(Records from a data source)
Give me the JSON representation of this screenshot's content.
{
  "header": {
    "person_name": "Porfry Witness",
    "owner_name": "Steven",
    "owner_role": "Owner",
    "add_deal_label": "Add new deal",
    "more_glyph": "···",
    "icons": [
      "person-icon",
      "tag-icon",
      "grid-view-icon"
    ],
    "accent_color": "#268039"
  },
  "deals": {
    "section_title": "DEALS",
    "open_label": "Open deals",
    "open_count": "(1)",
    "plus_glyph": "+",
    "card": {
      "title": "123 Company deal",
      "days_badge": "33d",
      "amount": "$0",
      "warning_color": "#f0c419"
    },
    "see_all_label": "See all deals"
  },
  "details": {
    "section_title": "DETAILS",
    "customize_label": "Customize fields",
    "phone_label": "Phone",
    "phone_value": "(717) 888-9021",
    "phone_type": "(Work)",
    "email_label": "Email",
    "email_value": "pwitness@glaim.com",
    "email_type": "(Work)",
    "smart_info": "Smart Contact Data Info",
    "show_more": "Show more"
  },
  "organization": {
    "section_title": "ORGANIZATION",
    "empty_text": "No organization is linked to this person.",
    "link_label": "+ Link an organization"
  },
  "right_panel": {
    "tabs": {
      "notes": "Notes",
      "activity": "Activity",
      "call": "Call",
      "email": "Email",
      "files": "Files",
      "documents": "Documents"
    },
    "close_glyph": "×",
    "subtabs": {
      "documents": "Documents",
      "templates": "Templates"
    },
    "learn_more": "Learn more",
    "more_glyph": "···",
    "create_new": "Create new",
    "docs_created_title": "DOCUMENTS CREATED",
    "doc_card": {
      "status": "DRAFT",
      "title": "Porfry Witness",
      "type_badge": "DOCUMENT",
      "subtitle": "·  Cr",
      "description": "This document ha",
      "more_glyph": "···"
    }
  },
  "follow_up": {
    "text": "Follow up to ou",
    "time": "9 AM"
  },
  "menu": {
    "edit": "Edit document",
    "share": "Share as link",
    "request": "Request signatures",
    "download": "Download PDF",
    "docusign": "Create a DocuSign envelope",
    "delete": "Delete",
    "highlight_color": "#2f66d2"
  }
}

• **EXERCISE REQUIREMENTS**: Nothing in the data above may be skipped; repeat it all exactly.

• **TASK RESULT**:
Give me the JSON representation of this screenshot's content.
{
  "header": {
    "person_name": "Porfry Witness",
    "owner_name": "Steven",
    "owner_role": "Owner",
    "add_deal_label": "Add new deal",
    "more_glyph": "···",
    "icons": [
      "person-icon",
      "tag-icon",
      "grid-view-icon"
    ],
    "accent_color": "#268039"
  },
  "deals": {
    "section_title": "DEALS",
    "open_label": "Open deals",
    "open_count": "(1)",
    "plus_glyph": "+",
    "card": {
      "title": "123 Company deal",
      "days_badge": "33d",
      "amount": "$0",
      "warning_color": "#f0c419"
    },
    "see_all_label": "See all deals"
  },
  "details": {
    "section_title": "DETAILS",
    "customize_label": "Customize fields",
    "phone_label": "Phone",
    "phone_value": "(717) 888-9021",
    "phone_type": "(Work)",
    "email_label": "Email",
    "email_value": "pwitness@glaim.com",
    "email_type": "(Work)",
    "smart_info": "Smart Contact Data Info",
    "show_more": "Show more"
  },
  "organization": {
    "section_title": "ORGANIZATION",
    "empty_text": "No organization is linked to this person.",
    "link_label": "+ Link an organization"
  },
  "right_panel": {
    "tabs": {
      "notes": "Notes",
      "activity": "Activity",
      "call": "Call",
      "email": "Email",
      "files": "Files",
      "documents": "Documents"
    },
    "close_glyph": "×",
    "subtabs": {
      "documents": "Documents",
      "templates": "Templates"
    },
    "learn_more": "Learn more",
    "more_glyph": "···",
    "create_new": "Create new",
    "docs_created_title": "DOCUMENTS CREATED",
    "doc_card": {
      "status": "DRAFT",
      "title": "Porfry Witness",
      "type_badge": "DOCUMENT",
      "subtitle": "·  Cr",
      "description": "This document ha",
      "more_glyph": "···"
    }
  },
  "follow_up": {
    "text": "Follow up to ou",
    "time": "9 AM"
  },
  "menu": {
    "edit": "Edit document",
    "share": "Share as link",
    "request": "Request signatures",
    "download": "Download PDF",
    "docusign": "Create a DocuSign envelope",
    "delete": "Delete",
    "highlight_color": "#2f66d2"
  }
}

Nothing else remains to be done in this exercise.